What you need to do:
The records that follow should be retyped word for word.

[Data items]
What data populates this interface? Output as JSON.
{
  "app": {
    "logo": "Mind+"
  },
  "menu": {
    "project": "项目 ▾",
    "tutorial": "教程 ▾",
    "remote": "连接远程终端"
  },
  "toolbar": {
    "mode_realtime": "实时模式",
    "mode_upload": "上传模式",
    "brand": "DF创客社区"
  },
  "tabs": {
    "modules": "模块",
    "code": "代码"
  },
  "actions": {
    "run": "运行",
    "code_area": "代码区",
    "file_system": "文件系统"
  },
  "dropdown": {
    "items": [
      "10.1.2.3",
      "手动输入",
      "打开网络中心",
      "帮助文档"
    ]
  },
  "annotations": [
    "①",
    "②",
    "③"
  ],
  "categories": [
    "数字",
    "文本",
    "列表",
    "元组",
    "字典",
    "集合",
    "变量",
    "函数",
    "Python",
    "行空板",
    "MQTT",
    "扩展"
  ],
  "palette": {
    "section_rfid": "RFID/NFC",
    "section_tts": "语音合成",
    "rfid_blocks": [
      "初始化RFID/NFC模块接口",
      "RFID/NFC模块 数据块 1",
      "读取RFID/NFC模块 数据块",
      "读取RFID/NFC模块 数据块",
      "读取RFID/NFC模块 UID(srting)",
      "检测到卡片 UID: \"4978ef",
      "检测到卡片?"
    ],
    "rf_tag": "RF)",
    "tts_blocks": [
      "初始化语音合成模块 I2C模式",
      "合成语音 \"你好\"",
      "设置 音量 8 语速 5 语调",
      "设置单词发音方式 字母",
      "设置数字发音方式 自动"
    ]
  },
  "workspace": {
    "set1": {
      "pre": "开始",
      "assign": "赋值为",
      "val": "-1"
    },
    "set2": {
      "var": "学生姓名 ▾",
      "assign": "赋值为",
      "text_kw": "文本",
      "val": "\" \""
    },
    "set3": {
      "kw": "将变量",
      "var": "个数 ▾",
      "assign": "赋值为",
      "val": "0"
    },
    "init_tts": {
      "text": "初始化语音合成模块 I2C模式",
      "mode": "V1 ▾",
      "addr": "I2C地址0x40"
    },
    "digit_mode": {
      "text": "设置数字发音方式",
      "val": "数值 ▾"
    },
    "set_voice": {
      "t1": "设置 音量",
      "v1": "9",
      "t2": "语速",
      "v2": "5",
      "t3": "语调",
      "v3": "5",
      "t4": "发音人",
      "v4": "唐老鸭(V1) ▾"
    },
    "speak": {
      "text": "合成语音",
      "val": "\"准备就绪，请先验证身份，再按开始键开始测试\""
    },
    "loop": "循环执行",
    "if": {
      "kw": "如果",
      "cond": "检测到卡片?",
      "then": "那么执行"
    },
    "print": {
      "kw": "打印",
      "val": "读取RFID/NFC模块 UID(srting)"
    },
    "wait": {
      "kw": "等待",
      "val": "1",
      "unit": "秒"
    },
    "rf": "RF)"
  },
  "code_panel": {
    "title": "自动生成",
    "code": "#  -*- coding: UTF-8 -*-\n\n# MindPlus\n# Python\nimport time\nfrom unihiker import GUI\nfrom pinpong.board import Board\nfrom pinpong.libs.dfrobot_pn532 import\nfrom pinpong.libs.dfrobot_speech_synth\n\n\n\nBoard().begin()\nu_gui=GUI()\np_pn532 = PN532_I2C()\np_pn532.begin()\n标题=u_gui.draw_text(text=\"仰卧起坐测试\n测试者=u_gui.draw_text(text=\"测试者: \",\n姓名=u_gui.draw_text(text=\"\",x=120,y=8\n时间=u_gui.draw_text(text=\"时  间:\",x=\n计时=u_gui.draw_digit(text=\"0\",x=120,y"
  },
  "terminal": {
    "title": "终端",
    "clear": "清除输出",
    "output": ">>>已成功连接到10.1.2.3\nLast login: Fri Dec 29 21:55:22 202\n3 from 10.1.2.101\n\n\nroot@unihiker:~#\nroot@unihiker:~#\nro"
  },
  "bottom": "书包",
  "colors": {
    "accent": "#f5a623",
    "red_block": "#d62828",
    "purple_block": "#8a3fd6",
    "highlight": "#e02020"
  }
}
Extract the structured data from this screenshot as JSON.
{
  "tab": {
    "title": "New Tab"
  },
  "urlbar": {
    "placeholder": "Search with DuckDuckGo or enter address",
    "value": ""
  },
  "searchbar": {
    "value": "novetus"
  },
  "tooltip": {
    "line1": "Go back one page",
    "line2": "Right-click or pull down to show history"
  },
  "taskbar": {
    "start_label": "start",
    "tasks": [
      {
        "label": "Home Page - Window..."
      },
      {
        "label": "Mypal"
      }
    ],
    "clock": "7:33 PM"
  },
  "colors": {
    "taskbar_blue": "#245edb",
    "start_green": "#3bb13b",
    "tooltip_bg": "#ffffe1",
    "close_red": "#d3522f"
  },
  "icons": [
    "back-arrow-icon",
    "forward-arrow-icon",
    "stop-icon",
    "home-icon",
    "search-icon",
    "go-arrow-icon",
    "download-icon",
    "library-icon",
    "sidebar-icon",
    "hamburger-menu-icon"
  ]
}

Finished task:
What data populates this interface? Output as JSON.
{
  "app": {
    "logo": "Mind+"
  },
  "menu": {
    "project": "项目 ▾",
    "tutorial": "教程 ▾",
    "remote": "连接远程终端"
  },
  "toolbar": {
    "mode_realtime": "实时模式",
    "mode_upload": "上传模式",
    "brand": "DF创客社区"
  },
  "tabs": {
    "modules": "模块",
    "code": "代码"
  },
  "actions": {
    "run": "运行",
    "code_area": "代码区",
    "file_system": "文件系统"
  },
  "dropdown": {
    "items": [
      "10.1.2.3",
      "手动输入",
      "打开网络中心",
      "帮助文档"
    ]
  },
  "annotations": [
    "①",
    "②",
    "③"
  ],
  "categories": [
    "数字",
    "文本",
    "列表",
    "元组",
    "字典",
    "集合",
    "变量",
    "函数",
    "Python",
    "行空板",
    "MQTT",
    "扩展"
  ],
  "palette": {
    "section_rfid": "RFID/NFC",
    "section_tts": "语音合成",
    "rfid_blocks": [
      "初始化RFID/NFC模块接口",
      "RFID/NFC模块 数据块 1",
      "读取RFID/NFC模块 数据块",
      "读取RFID/NFC模块 数据块",
      "读取RFID/NFC模块 UID(srting)",
      "检测到卡片 UID: \"4978ef",
      "检测到卡片?"
    ],
    "rf_tag": "RF)",
    "tts_blocks": [
      "初始化语音合成模块 I2C模式",
      "合成语音 \"你好\"",
      "设置 音量 8 语速 5 语调",
      "设置单词发音方式 字母",
      "设置数字发音方式 自动"
    ]
  },
  "workspace": {
    "set1": {
      "pre": "开始",
      "assign": "赋值为",
      "val": "-1"
    },
    "set2": {
      "var": "学生姓名 ▾",
      "assign": "赋值为",
      "text_kw": "文本",
      "val": "\" \""
    },
    "set3": {
      "kw": "将变量",
      "var": "个数 ▾",
      "assign": "赋值为",
      "val": "0"
    },
    "init_tts": {
      "text": "初始化语音合成模块 I2C模式",
      "mode": "V1 ▾",
      "addr": "I2C地址0x40"
    },
    "digit_mode": {
      "text": "设置数字发音方式",
      "val": "数值 ▾"
    },
    "set_voice": {
      "t1": "设置 音量",
      "v1": "9",
      "t2": "语速",
      "v2": "5",
      "t3": "语调",
      "v3": "5",
      "t4": "发音人",
      "v4": "唐老鸭(V1) ▾"
    },
    "speak": {
      "text": "合成语音",
      "val": "\"准备就绪，请先验证身份，再按开始键开始测试\""
    },
    "loop": "循环执行",
    "if": {
      "kw": "如果",
      "cond": "检测到卡片?",
      "then": "那么执行"
    },
    "print": {
      "kw": "打印",
      "val": "读取RFID/NFC模块 UID(srting)"
    },
    "wait": {
      "kw": "等待",
      "val": "1",
      "unit": "秒"
    },
    "rf": "RF)"
  },
  "code_panel": {
    "title": "自动生成",
    "code": "#  -*- coding: UTF-8 -*-\n\n# MindPlus\n# Python\nimport time\nfrom unihiker import GUI\nfrom pinpong.board import Board\nfrom pinpong.libs.dfrobot_pn532 import\nfrom pinpong.libs.dfrobot_speech_synth\n\n\n\nBoard().begin()\nu_gui=GUI()\np_pn532 = PN532_I2C()\np_pn532.begin()\n标题=u_gui.draw_text(text=\"仰卧起坐测试\n测试者=u_gui.draw_text(text=\"测试者: \",\n姓名=u_gui.draw_text(text=\"\",x=120,y=8\n时间=u_gui.draw_text(text=\"时  间:\",x=\n计时=u_gui.draw_digit(text=\"0\",x=120,y"
  },
  "terminal": {
    "title": "终端",
    "clear": "清除输出",
    "output": ">>>已成功连接到10.1.2.3\nLast login: Fri Dec 29 21:55:22 202\n3 from 10.1.2.101\n\n\nroot@unihiker:~#\nroot@unihiker:~#\nro"
  },
  "bottom": "书包",
  "colors": {
    "accent": "#f5a623",
    "red_block": "#d62828",
    "purple_block": "#8a3fd6",
    "highlight": "#e02020"
  }
}
Extract the structured data from this screenshot as JSON.
{
  "tab": {
    "title": "New Tab"
  },
  "urlbar": {
    "placeholder": "Search with DuckDuckGo or enter address",
    "value": ""
  },
  "searchbar": {
    "value": "novetus"
  },
  "tooltip": {
    "line1": "Go back one page",
    "line2": "Right-click or pull down to show history"
  },
  "taskbar": {
    "start_label": "start",
    "tasks": [
      {
        "label": "Home Page - Window..."
      },
      {
        "label": "Mypal"
      }
    ],
    "clock": "7:33 PM"
  },
  "colors": {
    "taskbar_blue": "#245edb",
    "start_green": "#3bb13b",
    "tooltip_bg": "#ffffe1",
    "close_red": "#d3522f"
  },
  "icons": [
    "back-arrow-icon",
    "forward-arrow-icon",
    "stop-icon",
    "home-icon",
    "search-icon",
    "go-arrow-icon",
    "download-icon",
    "library-icon",
    "sidebar-icon",
    "hamburger-menu-icon"
  ]
}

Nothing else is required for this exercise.